NEW YORK (AP) -- New York City has had to go to court to defend its pioneering requirement for calorie counts on chain restaurant menus.
Scientists say the jury's also still out on whether giving people calorie counts spurs them to eat healthier.
The city's first-in-the-nation policy took full effect in 2008 and inspired a similar federal rule, set to take effect next year.
But opponents of the idea remain, including some who question its effectiveness.
Studies haven't conclusively shown that restaurant-goers, on the whole, order lighter foods when the calorie tally is there.

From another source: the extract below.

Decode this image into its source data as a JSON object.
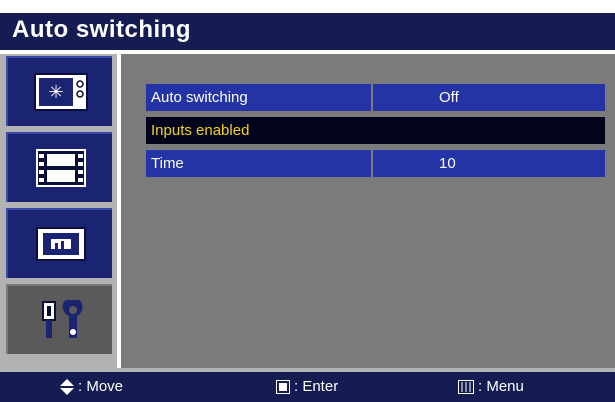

The National Association of Convenience Stores cited that research when it sued to stop the city from enforcing its version of the rule ahead of the federal regulation. The city agreed to do so until at least next May.